Clinical guidelines were first developed in the 1980s, when Medicare officials asked experts to determine the appropriate use of pacemakers, which were a new, expensive technology. “From that effort, the whole concept of guideline development took off,” said Dr. Elliott M. Antman, a past chairman of the American Heart Association’s guideline development team, which wrote these first guidelines.
To produce its recent guidelines on heart attack treatment, he estimated, the group spent hundreds of thousands of dollars to review and grade clinical evidence and to assemble a team of dozens of experts. Few organizations invest these resources into creating guidelines.
A report in The Journal of the American Medical Association found that only about a third of clinical guidelines reviewed current medical evidence. Fewer than half followed any kind of standard format.
Dr. Suchyta says the only group that finances comprehensive reviews of pediatric health evidence is the federal Agency for Healthcare Research and Quality. So far, though, it has sponsored only about a dozen independent reviews, which serve as the basis of reliable clinical guidelines.
Despite this evidence gap, the pediatrics academy has released hundreds of care recommendations. The academy is a leading contributor to the National Guideline Clearinghouse (www.guideline.gov), a public database created by the American Medical Association that contains the consolidated wisdom of American medicine in more than 2,200 guidelines. Among domestic contributors, the academy is topped only by the Centers for Disease Control and Prevention and the American College of Radiology.
Many of the academy’s recommendations — on topics as diverse as breast feeding, circumcision and learning disabilities — may arouse controversy. Moreover, they may lead to jarring shifts over time, because the evidence is not explicitly rated for quality.
By contrast, the United States Preventive Services Task Force clearly scores its guidelines. Routinely checking blood pressure is a Grade A1 practice (highly recommended, with good evidence), while routine mammography gets a B2 (less strongly recommended, with fair evidence).
Evidence-based guidelines are critical to protecting public health from bad medicine. In a notorious 2006 example, a group of cardiologists in Texas published its own guideline promoting routine, and expensive, cardiac CT scans in healthy middle-aged people. The guideline, which lacked any evidence grading, appeared in a supplement to The American Journal of Cardiology financed by Pfizer, which makes the cholesterol-lowering drug Lipitor.

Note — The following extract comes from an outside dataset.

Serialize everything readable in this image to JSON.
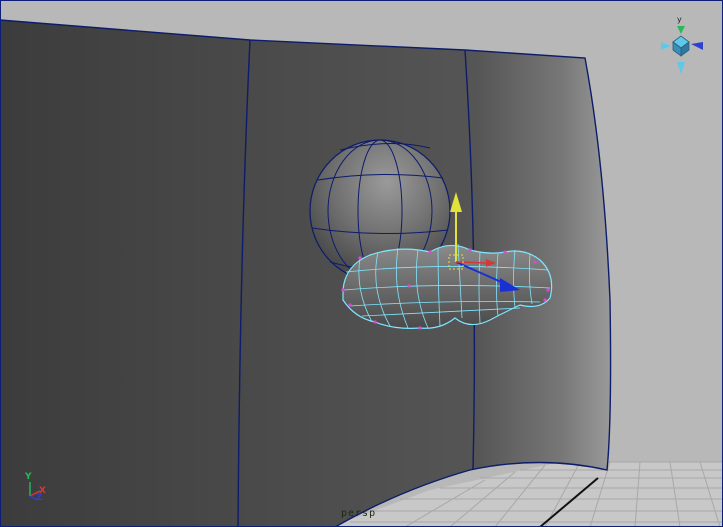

Peter Jacobson, a health law professor at the University of Michigan who investigated the rogue guideline, told me he “never got a straight answer as to whether it was submitted for peer review.” The guideline also failed to disclose any author conflicts of interest. Fortunately, because more trusted groups like the heart association had more explicit evidence-based guidelines, the rogue guideline failed to gain wide acceptance.
In contrast, because most pediatric guidelines lack evidence standards, doctors have trouble knowing which ones are reliable. Last year, the International Society for Bipolar Disorders released a guideline to diagnose bipolar disorder in children, and the lead author reported financial ties to seven manufacturers of psychiatric medications. No clinical evidence was cited in the guideline. Because the American Academy of Pediatrics lacks better evidence-based guidelines, this could become the standard of care.

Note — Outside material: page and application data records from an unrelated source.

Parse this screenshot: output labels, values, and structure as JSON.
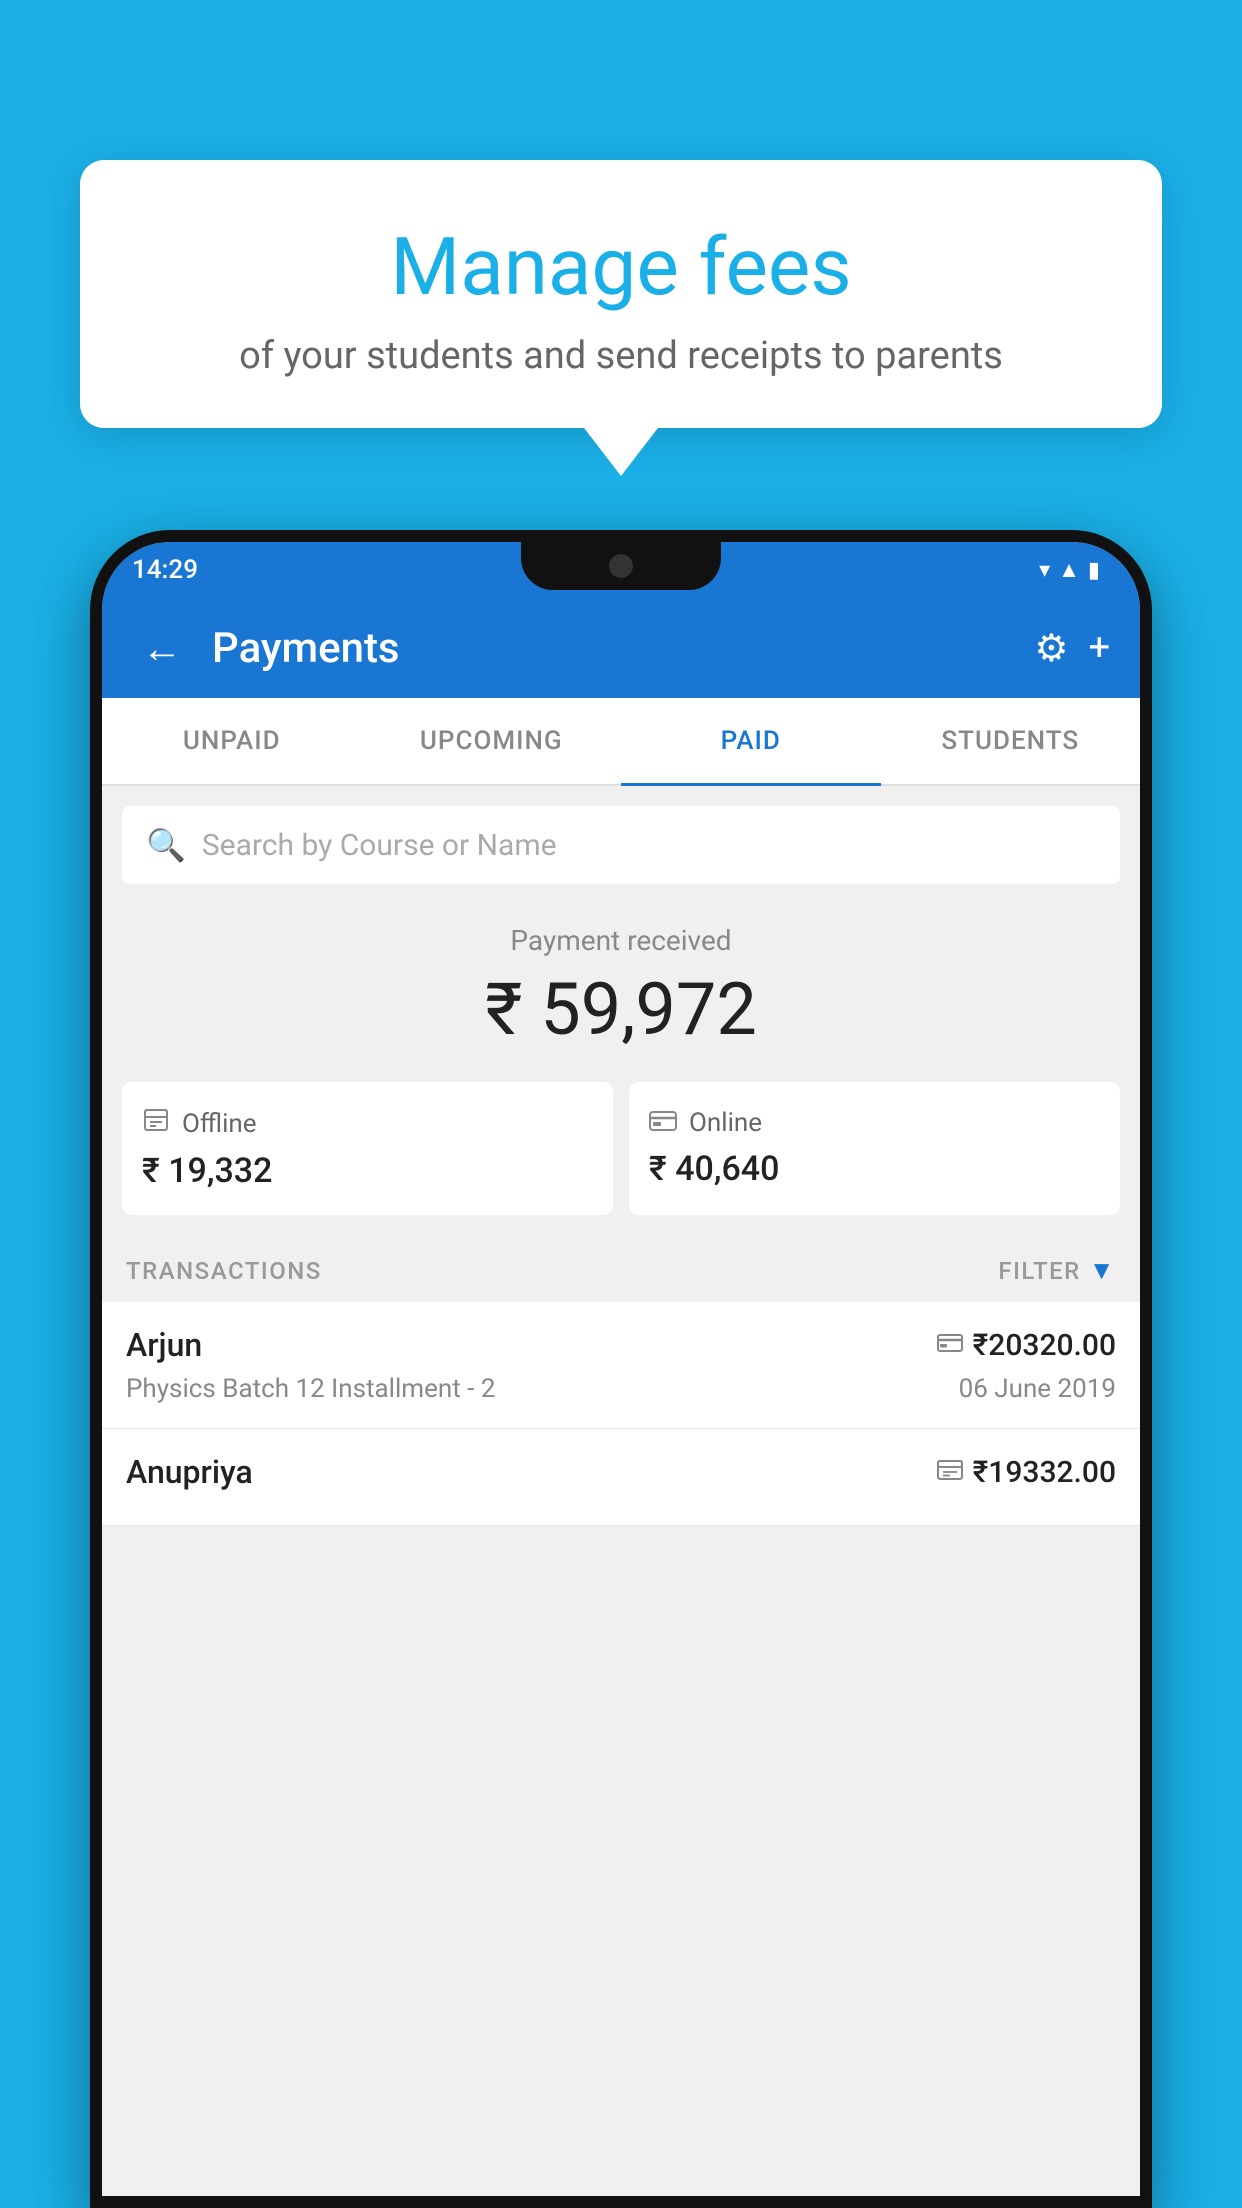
{
  "background_color": "#1AAFE6",
  "speech_bubble": {
    "title": "Manage fees",
    "subtitle": "of your students and send receipts to parents"
  },
  "phone": {
    "status_bar": {
      "time": "14:29",
      "icons": [
        "wifi",
        "signal",
        "battery"
      ]
    },
    "top_bar": {
      "title": "Payments",
      "back_label": "←",
      "settings_label": "⚙",
      "add_label": "+"
    },
    "tabs": [
      {
        "label": "UNPAID",
        "active": false
      },
      {
        "label": "UPCOMING",
        "active": false
      },
      {
        "label": "PAID",
        "active": true
      },
      {
        "label": "STUDENTS",
        "active": false
      }
    ],
    "search": {
      "placeholder": "Search by Course or Name"
    },
    "payment_received": {
      "label": "Payment received",
      "amount": "₹ 59,972"
    },
    "payment_methods": [
      {
        "icon": "💳",
        "label": "Offline",
        "amount": "₹ 19,332"
      },
      {
        "icon": "💳",
        "label": "Online",
        "amount": "₹ 40,640"
      }
    ],
    "transactions_section": {
      "label": "TRANSACTIONS",
      "filter_label": "FILTER"
    },
    "transactions": [
      {
        "name": "Arjun",
        "course": "Physics Batch 12 Installment - 2",
        "amount": "₹20320.00",
        "date": "06 June 2019",
        "payment_type": "online"
      },
      {
        "name": "Anupriya",
        "course": "",
        "amount": "₹19332.00",
        "date": "",
        "payment_type": "offline"
      }
    ]
  }
}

Given the background noise from poor guidelines, some doctors ignore even high-quality ones. For example, fewer than one in three pediatricians follow the pediatrics academy’s guideline on ear infections, which discourages overuse of antibiotics. That sensible recommendation arose from a comprehensive federal review of evidence.
In standardizing care through pay-for-performance incentives, large insurers like Medicare may increasingly reward doctors for following clinical guidelines. Before that happens, though, it will be critical to establish better standards for the standards — especially for children.